St. Louis Manifest puts a human face to the refugees who were turned away, using photos and stories documented by the U.S. Holocaust Memorial Museum. The project was launched on International Holocaust Remembrance Day, which commemorates the day in 1945 when Auschwitz-Birkenau, the largest Nazi concentration camp, was liberated by the Soviet Union’s Red Army.

Russel Neiss, a St. Louis-based Jewish educator and activist, co-created St. Louis Manifest with Charlie Schwartz, a rabbi in Cambridge, Massachusetts. AlterNet interviewed Neiss via email.

“It was made on a whim last night over the course of about two hours,” Neiss said, referring to Thursday, January 26. “Its primary purpose is to honor the memory of a small sliver of the 10 million victims of the Nazis on International Holocaust Remembrance Day.”

Far-right political movements and anti-refugee xenophobia are on the rise across the West, amidst the worst refugee crisis since World War II. On International Holocaust Remembrance Day on Friday, January 27, President Donald Trump signed an explicitly racist executive order banning refugees and barring nationals from seven Muslim-majority countries from entering the U.S., including those with green cards and visas.

Neiss drew parallels between the plight of Jewish refugees who were turned away 80 years ago and the Muslim refugees fleeing Western-backed wars today.

“‘We Remember’ and ‘Never Again’ ought to be more than empty platitudes,” he said.

Neiss condemned the Zionist Organization of America in particular for its anti-refugee stance. Leading pro-Israel groups have jumped on the Trump bandwagon and either expressed support for, or remained silent on Trump’s extreme anti-Muslim, anti-refugee policies. The Zionist Organization of America even hosted Steve Bannon, a far-right racist who has been accused of anti-Semitism, to speak at its gala.

Neiss also criticized the Jewish Federations of North America, the American Jewish Committee, and the Jewish Council on Public Affairs, “for their silence on the issue.”

“If the goal of these organizations actually means ‘Never Again,’ and ‘We Remember,’ they ought to do something to prove it,” he said.

“The Anti Defamation League has been the only mainstream Jewish group to have taken a pro-refugee stand on this issue and they ought to be commended,” Neiss added.

The anti-Muslim sentiment that plagues the U.S. and Europe today echoes the anti-Semitism of the early 20th century. In fact, many of today’s Islamophobic myths employ the same language as the anti-Semitic stereotypes of yesteryear.
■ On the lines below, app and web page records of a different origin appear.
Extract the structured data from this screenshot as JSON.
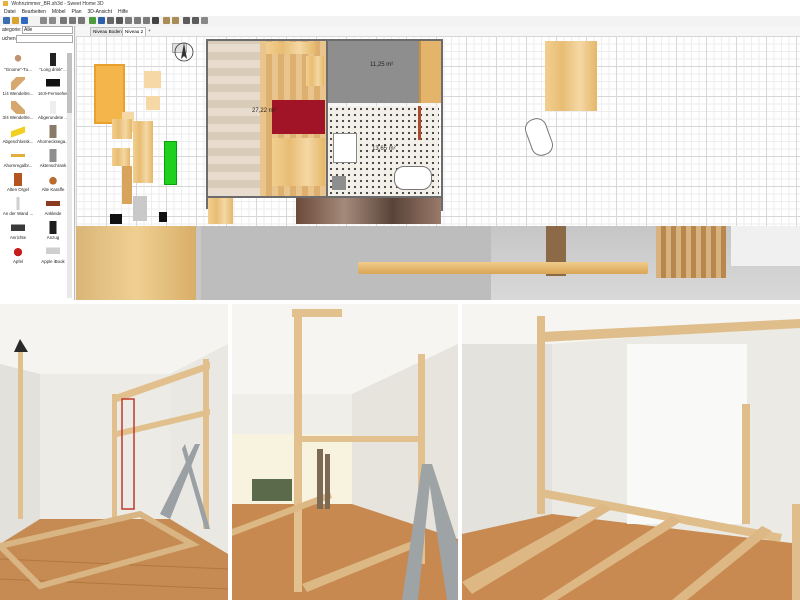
{
  "window": {
    "title": "Wohnzimmer_BR.sh3d - Sweet Home 3D"
  },
  "menu": [
    "Datei",
    "Bearbeiten",
    "Möbel",
    "Plan",
    "3D-Ansicht",
    "Hilfe"
  ],
  "catalog": {
    "category_label": "ategorie:",
    "category_value": "Alle",
    "search_label": "uchen:",
    "items": [
      {
        "label": "\"Gnome\"-Tu...",
        "icon": "gnome-figure-icon"
      },
      {
        "label": "\"Long drink\"...",
        "icon": "long-drink-glass-icon"
      },
      {
        "label": "1/4 Wendeltre...",
        "icon": "spiral-stair-icon"
      },
      {
        "label": "16:9-Fernseher",
        "icon": "tv-icon"
      },
      {
        "label": "3/4 Wendeltre...",
        "icon": "spiral-stair-icon"
      },
      {
        "label": "Abgerundete ...",
        "icon": "rounded-cabinet-icon"
      },
      {
        "label": "Abgeschlossk...",
        "icon": "cheese-icon"
      },
      {
        "label": "Ahornecksega...",
        "icon": "corner-shelf-icon"
      },
      {
        "label": "Ahornregalbr...",
        "icon": "shelf-board-icon"
      },
      {
        "label": "Aktenschrank",
        "icon": "file-cabinet-icon"
      },
      {
        "label": "Alten Orgel",
        "icon": "organ-icon"
      },
      {
        "label": "Alte Karaffe",
        "icon": "carafe-icon"
      },
      {
        "label": "An der Wand ...",
        "icon": "wall-lamp-icon"
      },
      {
        "label": "Ankleide",
        "icon": "dresser-icon"
      },
      {
        "label": "Anrichte",
        "icon": "sideboard-icon"
      },
      {
        "label": "Anzug",
        "icon": "suit-icon"
      },
      {
        "label": "Apfel",
        "icon": "apple-bowl-icon"
      },
      {
        "label": "Apple iBook",
        "icon": "laptop-icon"
      }
    ]
  },
  "plan": {
    "tabs": [
      "Niveau Boden",
      "Niveau 2"
    ],
    "add_tab": "+",
    "room_areas": [
      "27,22 m²",
      "11,25 m²",
      "13,65 m²"
    ]
  },
  "colors": {
    "wood": "#e8bd74",
    "wall": "#6c6c6c",
    "red_furniture": "#a11326",
    "green_furniture": "#1fd01f",
    "grid_line": "#d7d7d7"
  }
}
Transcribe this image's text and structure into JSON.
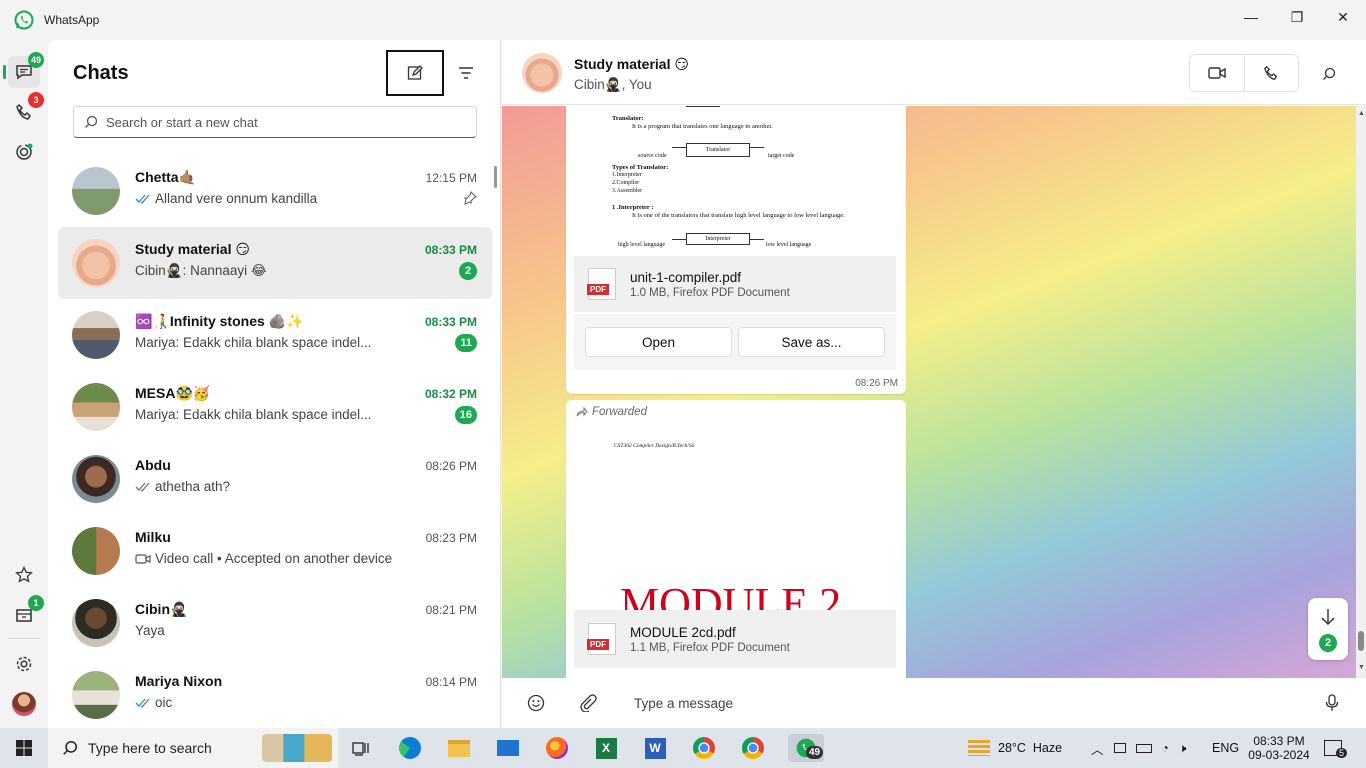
{
  "app": {
    "title": "WhatsApp",
    "minimize": "—",
    "maximize": "❐",
    "close": "✕"
  },
  "rail": {
    "chats_badge": "49",
    "calls_badge": "3",
    "archived_badge": "1"
  },
  "panel": {
    "title": "Chats",
    "search_placeholder": "Search or start a new chat",
    "chats": [
      {
        "name": "Chetta🤙🏽",
        "preview": "Alland vere onnum kandilla",
        "time": "12:15 PM",
        "ticks": true,
        "pinned": true,
        "unread": ""
      },
      {
        "name": "Study material 😏",
        "preview": "Cibin🥷🏻: Nannaayi 😂",
        "time": "08:33 PM",
        "ticks": false,
        "pinned": false,
        "unread": "2"
      },
      {
        "name": "♾️🧑‍🦯Infinity stones 🪨✨",
        "preview": "Mariya: Edakk chila blank space indel...",
        "time": "08:33 PM",
        "ticks": false,
        "pinned": false,
        "unread": "11"
      },
      {
        "name": "MESA🥸🥳",
        "preview": "Mariya: Edakk chila blank space indel...",
        "time": "08:32 PM",
        "ticks": false,
        "pinned": false,
        "unread": "16"
      },
      {
        "name": "Abdu",
        "preview": "athetha ath?",
        "time": "08:26 PM",
        "ticks": true,
        "pinned": false,
        "unread": ""
      },
      {
        "name": "Milku",
        "preview": "Video call • Accepted on another device",
        "time": "08:23 PM",
        "ticks": false,
        "pinned": false,
        "unread": ""
      },
      {
        "name": "Cibin🥷🏻",
        "preview": "Yaya",
        "time": "08:21 PM",
        "ticks": false,
        "pinned": false,
        "unread": ""
      },
      {
        "name": "Mariya Nixon",
        "preview": "oic",
        "time": "08:14 PM",
        "ticks": true,
        "pinned": false,
        "unread": ""
      }
    ]
  },
  "conversation": {
    "title": "Study material 😏",
    "subtitle": "Cibin🥷🏻, You",
    "msg1": {
      "doc_lines": {
        "translator_h": "Translator:",
        "translator_d": "It is a program that translates one language to another.",
        "src": "source code",
        "box1": "Translator",
        "tgt": "target code",
        "types_h": "Types of Translator:",
        "t1": "1.Interpreter",
        "t2": "2.Compiler",
        "t3": "3.Assembler",
        "interp_h": "1 .Interpreter :",
        "interp_d": "It is one of the translators that translate high level language to low level language.",
        "hll": "high level language",
        "box2": "Interpreter",
        "lll": "low level language"
      },
      "file_name": "unit-1-compiler.pdf",
      "file_meta": "1.0 MB, Firefox PDF Document",
      "open": "Open",
      "save": "Save as...",
      "time": "08:26 PM"
    },
    "msg2": {
      "forwarded": "Forwarded",
      "doc_header": "CST302 Compiler Design/B.Tech/S6",
      "doc_title": "MODULE 2",
      "file_name": "MODULE 2cd.pdf",
      "file_meta": "1.1 MB, Firefox PDF Document"
    },
    "jump_badge": "2",
    "composer_placeholder": "Type a message"
  },
  "taskbar": {
    "search_placeholder": "Type here to search",
    "whatsapp_badge": "49",
    "weather": "28°C  Haze",
    "lang": "ENG",
    "time": "08:33 PM",
    "date": "09-03-2024",
    "notif": "5"
  },
  "colors": {
    "accent": "#1da851",
    "unread_time": "#1a8a44",
    "red_badge": "#e0312c"
  }
}
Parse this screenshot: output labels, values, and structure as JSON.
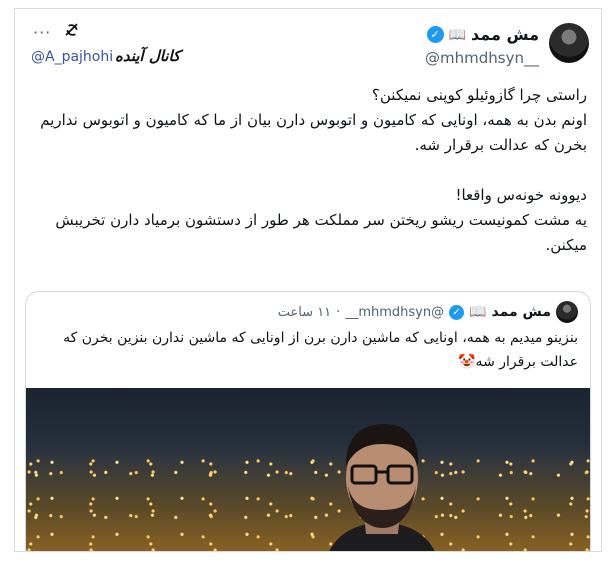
{
  "tweet": {
    "display_name": "مش ممد",
    "name_emoji": "📖",
    "handle": "@mhmdhsyn__",
    "more_label": "···",
    "lines": [
      "راستی چرا گازوئیلو کوپنی نمیکنن؟",
      "اونم بدن به همه، اونایی که کامیون و اتوبوس دارن بیان از ما که کامیون و اتوبوس نداریم بخرن که عدالت برقرار شه.",
      "",
      "دیوونه خونه‌س واقعا!",
      "یه مشت کمونیست ریشو ریختن سر مملکت هر طور از دستشون برمیاد دارن تخریبش میکنن."
    ]
  },
  "watermark": {
    "script": "کانال آینده",
    "handle": "@A_pajhohi"
  },
  "quote": {
    "display_name": "مش ممد",
    "name_emoji": "📖",
    "handle": "@mhmdhsyn__",
    "separator": "·",
    "time": "۱۱ ساعت",
    "text": "بنزینو میدیم به همه، اونایی که ماشین دارن برن از اونایی که ماشین ندارن بنزین بخرن که عدالت برقرار شه🤡"
  },
  "colors": {
    "verified": "#1d9bf0",
    "secondary_text": "#536471",
    "watermark_handle": "#3a52a8"
  },
  "icons": {
    "verified": "verified-badge-icon",
    "more": "more-horizontal-icon",
    "grok": "grok-icon"
  }
}
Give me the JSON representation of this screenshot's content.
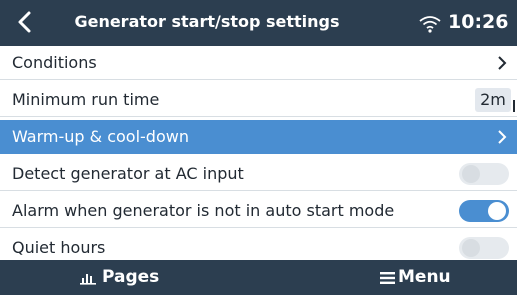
{
  "header": {
    "title": "Generator start/stop settings",
    "time": "10:26",
    "back_icon": "chevron-left-icon",
    "wifi_icon": "wifi-icon"
  },
  "rows": [
    {
      "label": "Conditions",
      "control": "chevron"
    },
    {
      "label": "Minimum run time",
      "control": "value",
      "value": "2m"
    },
    {
      "label": "Warm-up & cool-down",
      "control": "chevron",
      "selected": true
    },
    {
      "label": "Detect generator at AC input",
      "control": "toggle",
      "state": "off"
    },
    {
      "label": "Alarm when generator is not in auto start mode",
      "control": "toggle",
      "state": "on"
    },
    {
      "label": "Quiet hours",
      "control": "toggle",
      "state": "off"
    }
  ],
  "footer": {
    "pages_label": "Pages",
    "menu_label": "Menu",
    "pages_icon": "bar-chart-icon",
    "menu_icon": "hamburger-icon"
  },
  "colors": {
    "header_bg": "#2c3e50",
    "selected_bg": "#4a8ed1",
    "toggle_on": "#4a8ed1",
    "toggle_off": "#e6eaee"
  }
}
In World War II, the Nazis and their fascist allies killed more than six million Jews in one of the worst genocides in human history. They also murdered millions of communists, socialists, anarchists, labor organizers, feminists, Romanis, people of African descent, homosexuals, and the disabled. Nazi Germany was only defeated through the enormous sacrifices of the Soviet Union. At least 26 million Soviets—more than half of them civilians—lost their lives in the fight against Nazism. In contrast, just around 400,000 Americans and 400,000 Britons died in the war.

Some 20 million Chinese, more than three-quarters of whom were civilians, also died in the war against the fascist Japanese empire, which was allied with Nazi Germany and Fascist Italy.

Ben Norton is a reporter for AlterNet’s Grayzone Project. You can follow him on Twitter at @BenjaminNorton.

IMAGE: United States Holocaust Memorial Museum